Artificial intelligence has become one of the fastest growing industries in the world. It has found its way into the everyday lives of consumers, but how can classrooms use it?
It is improbable that schools will start putting A.I. devices like Alexa in classrooms. As of now we see A.I. finding solutions to complex problems in industries like farming and medicine. Students would most likely just turn around and ask the device what the answer is to their math question. A.I. would be integrated into classrooms subtly, in ways that would most likely help teachers more than students.
One of the first things that A.I. could be integrated into is grading and not just scantrons. A.I. has the ability to scan then grade handwritten work such as essays, tests, and homework. One such program that does this is ‘BakPax’. It allows teachers to quickly take a picture of an assignment and grades it immediately. The program then gives analytics to teachers to help them understand their students better.

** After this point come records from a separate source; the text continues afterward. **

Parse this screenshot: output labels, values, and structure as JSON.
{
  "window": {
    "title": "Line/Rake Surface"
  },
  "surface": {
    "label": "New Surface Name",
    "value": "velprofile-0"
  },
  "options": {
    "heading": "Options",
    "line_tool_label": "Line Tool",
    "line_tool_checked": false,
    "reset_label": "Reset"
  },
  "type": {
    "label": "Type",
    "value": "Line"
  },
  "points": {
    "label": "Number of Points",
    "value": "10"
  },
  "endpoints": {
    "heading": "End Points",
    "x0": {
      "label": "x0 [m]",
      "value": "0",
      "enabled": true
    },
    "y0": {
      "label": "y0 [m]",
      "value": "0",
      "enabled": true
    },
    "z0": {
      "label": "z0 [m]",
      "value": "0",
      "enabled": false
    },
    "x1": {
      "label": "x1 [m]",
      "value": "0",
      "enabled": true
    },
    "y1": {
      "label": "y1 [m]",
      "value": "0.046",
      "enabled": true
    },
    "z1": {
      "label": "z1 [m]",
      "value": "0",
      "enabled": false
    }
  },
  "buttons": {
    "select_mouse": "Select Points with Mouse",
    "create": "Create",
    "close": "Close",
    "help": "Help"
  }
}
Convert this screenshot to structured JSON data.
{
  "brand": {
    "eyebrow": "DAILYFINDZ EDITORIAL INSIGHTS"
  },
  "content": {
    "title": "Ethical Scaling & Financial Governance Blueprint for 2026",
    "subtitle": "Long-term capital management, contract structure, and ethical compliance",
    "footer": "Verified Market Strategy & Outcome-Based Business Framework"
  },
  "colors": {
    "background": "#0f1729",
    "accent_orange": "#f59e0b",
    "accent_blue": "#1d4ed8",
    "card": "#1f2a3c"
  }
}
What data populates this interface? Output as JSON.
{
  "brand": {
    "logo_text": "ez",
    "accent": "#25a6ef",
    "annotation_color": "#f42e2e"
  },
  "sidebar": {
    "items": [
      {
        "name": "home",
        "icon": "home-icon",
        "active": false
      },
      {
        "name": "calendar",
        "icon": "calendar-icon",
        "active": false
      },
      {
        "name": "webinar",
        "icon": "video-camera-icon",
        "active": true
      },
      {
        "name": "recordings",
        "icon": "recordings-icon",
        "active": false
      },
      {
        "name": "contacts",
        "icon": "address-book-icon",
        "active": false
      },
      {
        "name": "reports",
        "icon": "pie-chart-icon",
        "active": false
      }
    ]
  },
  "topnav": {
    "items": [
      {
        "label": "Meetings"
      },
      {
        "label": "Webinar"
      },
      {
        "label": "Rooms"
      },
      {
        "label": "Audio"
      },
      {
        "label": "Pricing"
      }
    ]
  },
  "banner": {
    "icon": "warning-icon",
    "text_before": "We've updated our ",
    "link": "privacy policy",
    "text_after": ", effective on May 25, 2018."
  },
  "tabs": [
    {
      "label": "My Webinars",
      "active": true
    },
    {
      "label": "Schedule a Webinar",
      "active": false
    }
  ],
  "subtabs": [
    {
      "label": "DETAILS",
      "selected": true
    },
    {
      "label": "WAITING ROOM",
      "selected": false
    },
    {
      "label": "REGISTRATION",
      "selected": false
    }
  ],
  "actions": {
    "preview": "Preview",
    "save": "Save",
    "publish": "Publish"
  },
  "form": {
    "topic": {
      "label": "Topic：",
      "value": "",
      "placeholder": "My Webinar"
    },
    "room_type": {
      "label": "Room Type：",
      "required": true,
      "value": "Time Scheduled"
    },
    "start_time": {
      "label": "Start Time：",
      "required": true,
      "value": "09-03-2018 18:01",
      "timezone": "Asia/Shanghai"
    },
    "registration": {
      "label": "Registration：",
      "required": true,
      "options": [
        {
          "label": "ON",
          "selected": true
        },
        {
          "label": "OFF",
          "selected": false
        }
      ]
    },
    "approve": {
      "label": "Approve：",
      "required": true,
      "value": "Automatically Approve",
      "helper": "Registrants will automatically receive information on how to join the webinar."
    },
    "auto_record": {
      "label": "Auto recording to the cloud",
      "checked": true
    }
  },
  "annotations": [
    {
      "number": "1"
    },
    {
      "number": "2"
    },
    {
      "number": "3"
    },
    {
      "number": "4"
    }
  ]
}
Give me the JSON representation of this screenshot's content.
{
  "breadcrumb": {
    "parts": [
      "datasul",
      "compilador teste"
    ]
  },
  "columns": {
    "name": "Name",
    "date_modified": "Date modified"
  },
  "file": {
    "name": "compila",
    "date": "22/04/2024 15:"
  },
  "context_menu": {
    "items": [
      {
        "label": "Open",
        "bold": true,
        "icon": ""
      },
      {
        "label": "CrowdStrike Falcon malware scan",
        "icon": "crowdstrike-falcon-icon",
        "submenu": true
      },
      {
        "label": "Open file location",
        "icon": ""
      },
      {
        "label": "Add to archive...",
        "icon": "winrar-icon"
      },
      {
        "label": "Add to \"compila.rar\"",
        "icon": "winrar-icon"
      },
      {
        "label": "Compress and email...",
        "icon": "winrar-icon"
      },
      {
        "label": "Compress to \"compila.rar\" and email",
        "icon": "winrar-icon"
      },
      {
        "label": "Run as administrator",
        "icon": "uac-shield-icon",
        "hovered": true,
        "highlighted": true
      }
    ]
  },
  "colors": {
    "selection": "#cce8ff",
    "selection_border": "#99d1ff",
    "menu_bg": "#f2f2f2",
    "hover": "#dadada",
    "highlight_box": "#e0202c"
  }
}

It typically takes English teachers a few weeks to grade short essays from some of their classes. A.I. can grade those essays in hours and generate data reports. These reports could tell teachers how their students are taking in what they are teaching. And even if A.I. did make mistakes or errors that the teacher did not agree with, the program can learn from that to not that mistake or those like it again.
Along with grading, A.I. could also personalize learning for students. Through complex algorithms, the program learns from itself in seconds, much like a human. Education could become personalized to fit a certain student’s learning habits. This could solve one of the biggest problems teachers face. Students learn in different styles; like visual, auditory, or kinetic learners.
Jim Rossi teaches government and US history at Monte Vista. He has centered part of his class’s studies on China around their rampant use of artificial intelligence throughout the country. China has notably increased its use of A.I. heavily in education. Certain headbands are being used in Chinese classrooms to monitor student engagement levels and reports go to teachers as well as parents everyday. Data generated by the classrooms are then reported to the government.
Rossi, however, sees the new A.I. technology as a tool for teachers, not a replacement.
“One thing A.I. can’t do is socialize and that’s important in school,” Rossi said. “It may help students learn a certain trade, but not basic skills for life”
Rossi does have a point. A.I. does not yet have the capability to completely act like a human being. Although it has noticeably improved with Amazon’s Alexa and Google Home over the past few years, it is still obvious that these are machines and programs. Human interaction is something that A.I. will have a very difficult time replicating.
A.I. can be used in classrooms across the world to help students learn, but for many it should be an aid to teachers, not a substitute. According to the Artificial Intelligence Market in the US Education Sector, the use of A.I. in US education is projected to increase by nearly 50-percent in the next two-to-three years. The idea, as well as the entire industry, is a relatively new one, and the repercussions are somewhat unclear. However, what does seem to be clear is the fact that A.I. is cementing itself in our lives of consumers and businesses around the world, and possibly educators soon.